Bishop urges next Government to prioritise jobs and housing
The Bishop of Cork and Ross has called on the people of Ireland to “treasure” and use their vote in the upcoming General Election, while the labour Leader has pledged to hold a referendum on repealing the Eight Amendment if the party returns to Government.
Bishop John Buckley described the election as an “important moment in Irish history” and reminded the country of their responsibility in using their vote wisely.
Pointing out the vital service politicians make to the community, the bishop said that they deserve respect but should also be engaged with the public when looking for votes. “Our priorities and views must be reflected by our politicians. That is why we vote for them.”
He called on people to consider key issues society is facing, one of which being the debate on abortion. “The greatest issue for all of us is the dignity of the human person,” he said. “This covers poverty, unemployment, healthcare and it also covers life in the womb.
“It is likely that there will be pressure to repeal the Eight Amendment after the election.”
Bishop Buckley suggested that the term ‘fatal foetal abnormalities’ would be used frequently in debates but said the word ‘fatal’ was “ misleading… there is no medical evidence, none whatsoever, where a doctor can predict, with certainty, the lifespan of babies before they are born.”
He also condemned the term ‘incompatible with life’, saying it implies that a baby’s life is worthless. “It is sad that a child’s life-limiting condition is being used to promote the agenda of those who seek to legalise abortion on much wider grounds.”
He explained the Church teaches that it is wrong to confuse necessary medical treatment to save a mother’s life and not intend to harm a baby, with abortion, which deliberately ends the life of a child.
Meanwhile, Labour leader Joan Burton has promised that a referendum on the topic will take place if her party is successful. “If Labour is in Government we will ensure that there is a referendum on the eighth amendment,” she said.
People Before Profit has also made a commitment to hold a referendum to repeal the Eighth Amendment within six months of the election if they are elected to Government. They responded to Bishop Buckley’s comments saying that the Church was entitled to its opinion but said modern Ireland was ‘a secular society’.
The bishop also spoke on other issues, such as the refugee crisis, healthcare and the huge increase in homelessness and unemployment.
Bishop Buckley pointed out that the majority of refugees who have experienced hardship, violence and suffering are good, law-abiding people, adding that the current migrant crisis is threatening to destabilise governments across Europe. He stressed that refugees must respect the values, laws and traditions of host countries, however.
Whoever forms the next Government must make, as a priority, a decision to address the problem of homelessness and unemployment. The scandal of homelessness is now at “crisis point”, he said, and highlighted his particular concern over children who find themselves in hostels and hotels while trying to continue their education. “We now have more homeless than at any other time in modern history,” he added.
Speaking on the lack of housing, he said the issue demands investment. He revealed that the Society of St Vincent de Paul is dealing with a cohort of what he dubbed the ‘new poor’, many of whom were contributors to the charity in the past. “The next Government must address this problem with a reduction of taxes for those on lower incomes.”

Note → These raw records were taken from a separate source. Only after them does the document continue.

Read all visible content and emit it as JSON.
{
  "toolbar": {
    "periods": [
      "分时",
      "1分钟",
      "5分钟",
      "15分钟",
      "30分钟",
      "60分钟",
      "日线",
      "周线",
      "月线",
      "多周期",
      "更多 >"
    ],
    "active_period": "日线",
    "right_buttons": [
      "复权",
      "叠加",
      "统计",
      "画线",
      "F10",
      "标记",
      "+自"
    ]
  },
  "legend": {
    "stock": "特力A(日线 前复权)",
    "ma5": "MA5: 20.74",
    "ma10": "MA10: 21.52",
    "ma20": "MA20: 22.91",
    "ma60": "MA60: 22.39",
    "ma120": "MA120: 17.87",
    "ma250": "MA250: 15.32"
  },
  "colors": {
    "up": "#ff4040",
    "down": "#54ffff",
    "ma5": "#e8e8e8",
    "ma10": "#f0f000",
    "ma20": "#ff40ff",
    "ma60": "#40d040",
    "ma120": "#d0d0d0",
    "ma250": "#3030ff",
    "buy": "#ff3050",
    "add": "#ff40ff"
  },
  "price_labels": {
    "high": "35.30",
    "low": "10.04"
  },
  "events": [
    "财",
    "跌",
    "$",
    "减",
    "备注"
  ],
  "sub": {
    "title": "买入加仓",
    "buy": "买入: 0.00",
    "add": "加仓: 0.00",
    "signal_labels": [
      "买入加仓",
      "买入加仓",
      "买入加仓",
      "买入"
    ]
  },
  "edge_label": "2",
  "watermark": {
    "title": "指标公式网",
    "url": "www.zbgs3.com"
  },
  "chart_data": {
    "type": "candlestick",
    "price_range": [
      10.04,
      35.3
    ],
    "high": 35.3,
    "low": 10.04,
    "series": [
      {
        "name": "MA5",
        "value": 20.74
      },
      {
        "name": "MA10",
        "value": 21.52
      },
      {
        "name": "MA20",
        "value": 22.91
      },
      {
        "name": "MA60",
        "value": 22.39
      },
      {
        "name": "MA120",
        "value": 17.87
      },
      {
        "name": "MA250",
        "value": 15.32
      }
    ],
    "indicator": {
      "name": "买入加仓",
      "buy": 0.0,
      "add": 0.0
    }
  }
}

He also raised concerns over the huge numbers of people leaving Ireland in the hope of looking for work. “As a result of the lack of jobs for people, especially young people, over 200,000 people have left Ireland during the past six years.”
Another issue to consider is the “over crowded, understaffed” healthcare system. The bishop pointed out that the dignity of the human person is denied when the elderly and chronically ill are consigned to endless queues and trollies on corridors.
He also outlined vital issues for the community of Cork, concerning the recent floods, explaining how those who suffered heartbreak and financial ruin are turning to politicians for help.
Bishop Buckley noted that the country has been given an opportunity to “shape the type of society” that they want on 26th February.
“The decision is a significant one which deserves our serious consideration. We should not consider just our own needs but the wider good.”Tags: 2016, Abortion, Bishop Buckley, Bishop John Buckley, Bishop of Cork and Ross, General Election, Housing, Ireland, Irish Election, Unemployment